Brilliant weather for Dark Mofo, the AFL game at Bellerive and Salamanca Market today! There were a lot of people at the market today.

I met a lady that took a direct flight to Hobart from Perth. She came for Dark Mofo and is going to explore the north of the state for a week. She asked if I had a print of a cockatoo or a galah, her favourite birds. I showed her “Iconic Aussies”, and she bought the A-3 sized print of it.

Iconic Aussies

An adult daughter and mother, rushing to get to their flight back to Newcastle, bought a “Bunk beds” print and greeting cards.

Bunk beds print available at http://www.pjpaintings.com

Two families travelling together, one from Canberra and the other from Sydney, purchased “Lazy Days”. Another lady from Townsville is also taking home “Lazy Days”.

Lazy Days

I met a local young couple that bought some cushion covers for a birthday present for her. I haven’t got them on my website yet but they are coming. They are 40 x 40 cm. I have the cockatoos, wombats, Salamanca Saturdays, Scarlet Robins and a few other images on the cushion covers.

A couple, visiting from Darwin, who have been touring Tassie for 2 weeks, going up the west coast to Cradle Mountain and returning to Hobart, purchased a “Sitting on the Fence” A-3 sized print. Two young ladies visiting for Dark Mofo, from Brisbane, both bought Spiky Bunk Beds.

Spiky Bunk Beds

A young from Queensland that saw Fairy Penguins coming on shore at Bicheno, Tasmania bought a
“Silent Disco” print.

Fairy Penguins enjoying a Silent Disco

A couple from Brisbane, visiting their friends, bought “Hair Accessories” and two prints of “Who says Emus can’t Fly?!?. Apparently one of their grandfathers used to frequently ride his motorbike in Tassie.

Who says Emus can’t Fly?!?

Thanks for visiting and I wish you all a great upcoming week.

Take care, from Patricia (PJ)

http://www.pjpaintings.com

The Study of Emu Poo

The Tasmanian Emu (Dromaius novaehollandiae deimenensis), now extinct, was endemic to Tasmania. It is reported to have been similar in shape to the Australia’s mainland emu but smaller and darker (Dove 1924; Green 1989; Le Souëf 1904). This subspecies lived in Tasmania’s wild until about 1865, and a captive bird lived until 1873 (Green 1989; Le Souëf 1904). The Tasmanian emus suffered the fate of extinction before the thylacine, the Tasmanian tiger. The bird was hunted relentlessly when Europeans were clearing and deposing Aborigines off their land.

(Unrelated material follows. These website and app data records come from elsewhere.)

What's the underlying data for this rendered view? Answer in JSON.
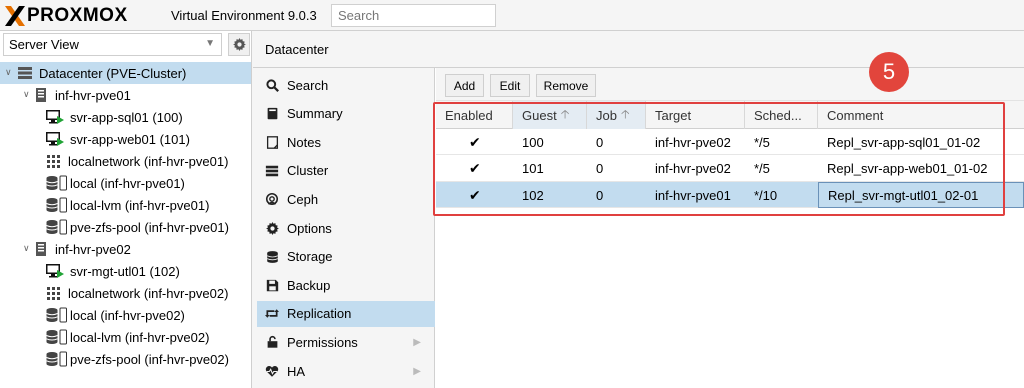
{
  "app": {
    "logo_text": "PROXMOX",
    "version_label": "Virtual Environment 9.0.3",
    "search_placeholder": "Search",
    "brand_color": "#e57000"
  },
  "left_panel": {
    "view_selector": "Server View",
    "tree": [
      {
        "label": "Datacenter (PVE-Cluster)",
        "icon": "datacenter-icon",
        "selected": true
      },
      {
        "label": "inf-hvr-pve01",
        "icon": "node-icon"
      },
      {
        "label": "svr-app-sql01 (100)",
        "icon": "vm-running-icon"
      },
      {
        "label": "svr-app-web01 (101)",
        "icon": "vm-running-icon"
      },
      {
        "label": "localnetwork (inf-hvr-pve01)",
        "icon": "sdn-icon"
      },
      {
        "label": "local (inf-hvr-pve01)",
        "icon": "storage-icon"
      },
      {
        "label": "local-lvm (inf-hvr-pve01)",
        "icon": "storage-icon"
      },
      {
        "label": "pve-zfs-pool (inf-hvr-pve01)",
        "icon": "storage-icon"
      },
      {
        "label": "inf-hvr-pve02",
        "icon": "node-icon"
      },
      {
        "label": "svr-mgt-utl01 (102)",
        "icon": "vm-running-icon"
      },
      {
        "label": "localnetwork (inf-hvr-pve02)",
        "icon": "sdn-icon"
      },
      {
        "label": "local (inf-hvr-pve02)",
        "icon": "storage-icon"
      },
      {
        "label": "local-lvm (inf-hvr-pve02)",
        "icon": "storage-icon"
      },
      {
        "label": "pve-zfs-pool (inf-hvr-pve02)",
        "icon": "storage-icon"
      }
    ]
  },
  "content": {
    "title": "Datacenter",
    "nav": [
      {
        "label": "Search",
        "icon": "search-icon"
      },
      {
        "label": "Summary",
        "icon": "book-icon"
      },
      {
        "label": "Notes",
        "icon": "notes-icon"
      },
      {
        "label": "Cluster",
        "icon": "server-icon"
      },
      {
        "label": "Ceph",
        "icon": "ceph-icon"
      },
      {
        "label": "Options",
        "icon": "gear-icon"
      },
      {
        "label": "Storage",
        "icon": "database-icon"
      },
      {
        "label": "Backup",
        "icon": "floppy-icon"
      },
      {
        "label": "Replication",
        "icon": "retweet-icon",
        "selected": true
      },
      {
        "label": "Permissions",
        "icon": "unlock-icon",
        "expandable": true
      },
      {
        "label": "HA",
        "icon": "heartbeat-icon",
        "expandable": true
      }
    ]
  },
  "replication": {
    "toolbar": {
      "add": "Add",
      "edit": "Edit",
      "remove": "Remove"
    },
    "columns": {
      "enabled": "Enabled",
      "guest": "Guest",
      "job": "Job",
      "target": "Target",
      "schedule": "Sched...",
      "comment": "Comment"
    },
    "rows": [
      {
        "enabled": "✔",
        "guest": "100",
        "job": "0",
        "target": "inf-hvr-pve02",
        "schedule": "*/5",
        "comment": "Repl_svr-app-sql01_01-02"
      },
      {
        "enabled": "✔",
        "guest": "101",
        "job": "0",
        "target": "inf-hvr-pve02",
        "schedule": "*/5",
        "comment": "Repl_svr-app-web01_01-02"
      },
      {
        "enabled": "✔",
        "guest": "102",
        "job": "0",
        "target": "inf-hvr-pve01",
        "schedule": "*/10",
        "comment": "Repl_svr-mgt-utl01_02-01",
        "selected": true
      }
    ],
    "callout_number": "5",
    "callout_color": "#e2453c"
  }
}
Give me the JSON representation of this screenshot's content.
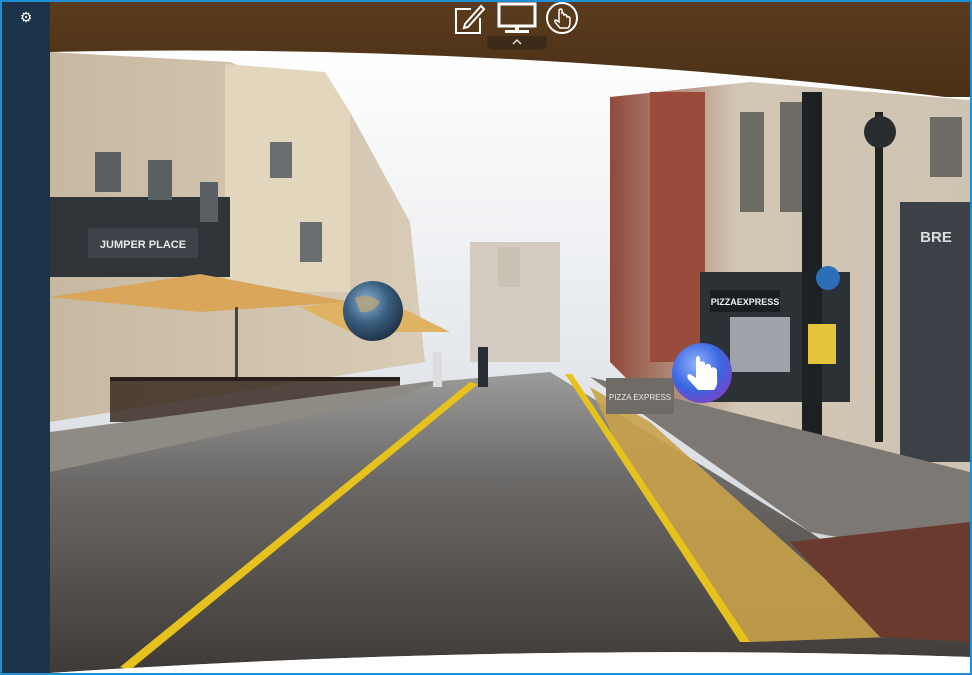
{
  "sidebar": {
    "settings_icon": "gear-icon",
    "settings_glyph": "⚙"
  },
  "toolbar": {
    "icons": [
      "edit-icon",
      "monitor-icon",
      "touch-icon"
    ],
    "active_indicator": "chevron-up-icon"
  },
  "scene": {
    "signs": {
      "left_shop": "JUMPER PLACE",
      "pizza_shop": "PIZZAEXPRESS",
      "pizza_board": "PIZZA EXPRESS",
      "right_shop": "BRE"
    },
    "hotspots": [
      "globe-hotspot",
      "hand-hotspot"
    ]
  },
  "colors": {
    "sidebar": "#1c3349",
    "frame_border": "#1d8fd6",
    "ceiling": "#4f3319",
    "hotspot_hand": "#3b66e0"
  }
}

There is little known about the Tasmanian Emu but researchers report that they played an important role in Tasmania’s ecology by distributing seeds across the state. Apparently emus eat just about anything, travel up to fifty kilometres a day and each poo deposit can have thousands of seeds in it.

emu poosml
Photo by Tristan Durham: an emu scant with seeds growing out of it on Wilson’s Promontory, Victoria

A study has commenced on the mainland of Australia, in south-east Victoria, examining which plants emus are eating, by examining their poo, with the intention of studying the current distribution of these plants in Tasmania. Emu poo contains the anticipated native seeds and bracken but surprisingly, whole Sheoak cones are also found in the poo which leads to the conclusion that emus aren’t fussy about what they pick up and swallow whole.

This study is aimed to provide insight into whether the emu should be re-introduced into Tasmania. Personally, I think it shouldn’t. It’s not a Tasmanian Emu and there is bound to be something unknown about the mainland emu that is detrimental for the Tasmanian environment.

In the meantime, my emus have not been wandering around in Tasmania’s wilderness instead they have been visiting the Op-Shops and have purchased some funky outfits.

Walking with Flairsml
Original painting titled: “Walking with Flair”

walking with flairIsml
Original painting titled: Walking with Flair II

Wishing you a “walking with flair” week!